Traditionally blamed on ill-fitting shoes, bunions are actually a hereditary defect-short, or pointed shoes only aggravate the problem. Outwardly, a bunion looks like an over-sized joint in the big toe. In reality, it is a toe that is no longer aligned correctly. The head of the longest toe bone (metatarsal) has gotten too large. The enlarged bone shifts outward to make room for itself. Tension on the ligaments forces the smaller bone (phalanx) to shift in the opposite direction-toward the second toe.
This bunion causes the toe to loose proper alignment with the rest of the foot. Pressure from the big toe can then lead to deformity in the second toe. The second toe may actually lay on top or beneath the big toe. Bunions can be quite painful if the bursa, or natural cushion, at the base of the big toe becomes inflamed. This is called bursitis. Pain may also be felt in the pad of the foot. This pain is caused by the second toe having to bear additional weight normally supported by a healthy big toe. Many patients seek bunion treatment for cosmetic reasons alone. In cases where pain is the issue, properly fitted footwear should be addressed first. Shoes should be roomy-long enough and wide enough so that there is no pressure around the ball of the foot. This should reduce the chance of bursitis.
- Enlarged Joint in Big Toe
- Big Toe Misaligned
- Pain in Ball or Pad of Foot
- Second Toe Lies On Top or Underneath Big Toe
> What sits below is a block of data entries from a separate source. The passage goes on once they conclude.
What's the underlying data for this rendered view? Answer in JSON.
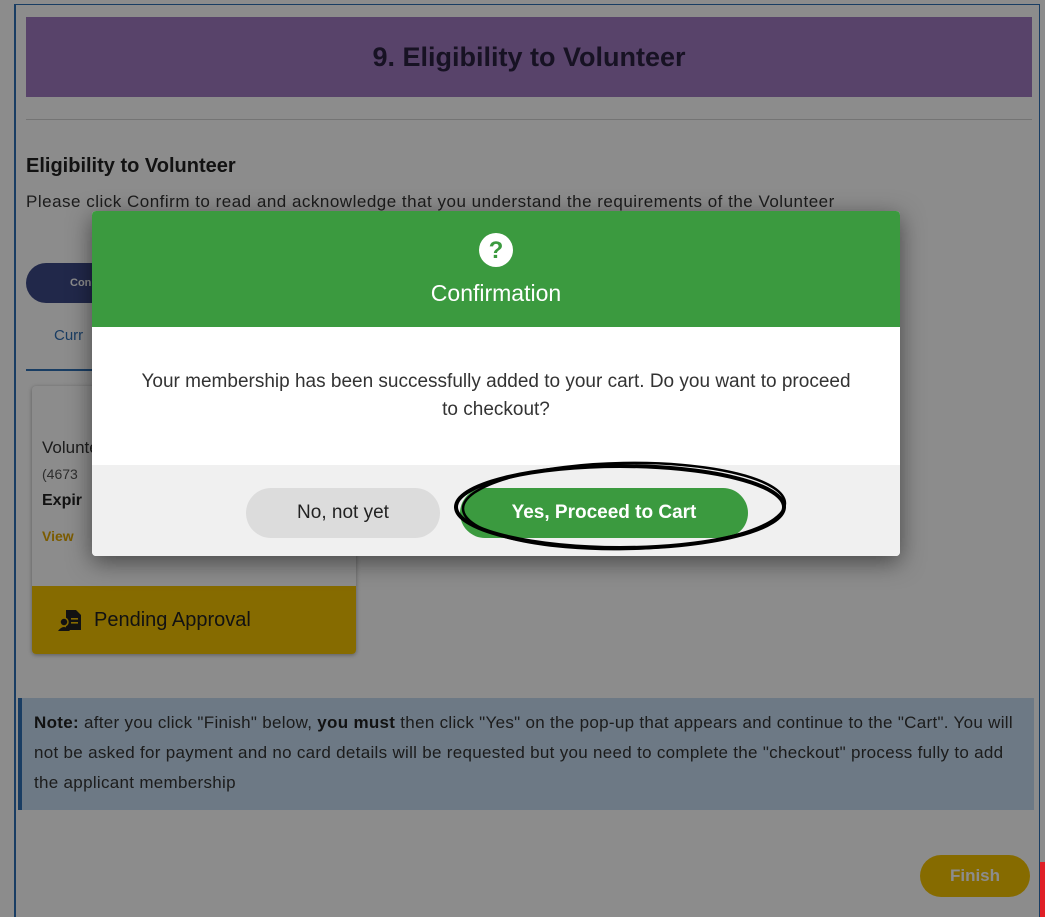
{
  "page": {
    "header_title": "9. Eligibility to Volunteer",
    "section_title": "Eligibility to Volunteer",
    "section_desc": "Please click Confirm to read and acknowledge that you understand the requirements of the Volunteer",
    "confirm_button": "Con",
    "tab_current": "Curr"
  },
  "card": {
    "name": "Volunteer",
    "id": "(4673",
    "expiry": "Expir",
    "view_link": "View",
    "status": "Pending Approval",
    "status_icon": "document-person-icon"
  },
  "note": {
    "prefix": "Note:",
    "text1": " after you click \"Finish\" below, ",
    "strong": "you must",
    "text2": " then click \"Yes\" on the pop-up that appears and continue to the \"Cart\". You will not be asked for payment and no card details will be requested but you need to complete the \"checkout\" process fully to add the applicant membership"
  },
  "finish_button": "Finish",
  "modal": {
    "icon": "question-icon",
    "title": "Confirmation",
    "message": "Your membership has been successfully added to your cart. Do you want to proceed to checkout?",
    "no_button": "No, not yet",
    "yes_button": "Yes, Proceed to Cart"
  },
  "colors": {
    "header_bg": "#a07bc1",
    "modal_green": "#3b9a3f",
    "pending_yellow": "#f5c400",
    "note_bg": "#c6ddf2",
    "annotation_black": "#000000"
  }
}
When pain persists, medical treatment is necessary. There are a number of new procedures available that can provide welcome relief to patients who require bunion surgery. Often these can be performed on an outpatient basis without an overnight hospital stay.
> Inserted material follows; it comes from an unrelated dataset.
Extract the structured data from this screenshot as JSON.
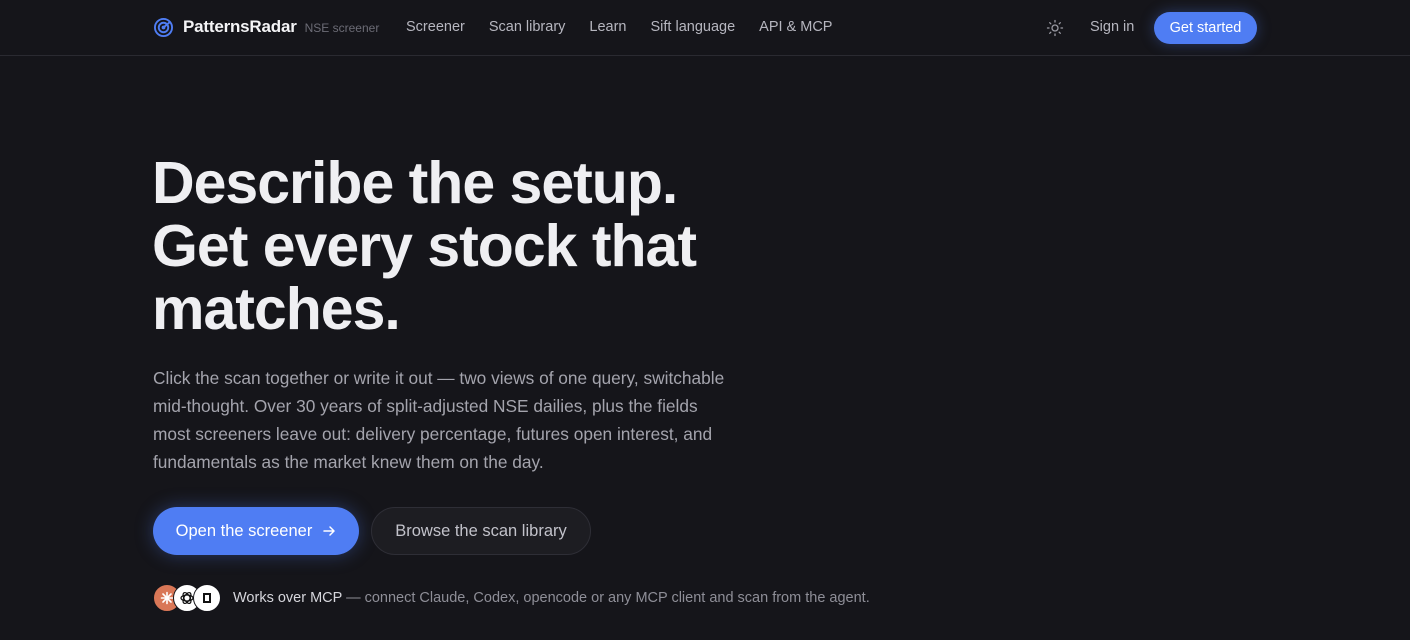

SportsMed is north Alabama's only medical/surgical practice to include podiatry care. Even initial or minor podiatry care is safest when provided in association with an orthopaedic medical specialist.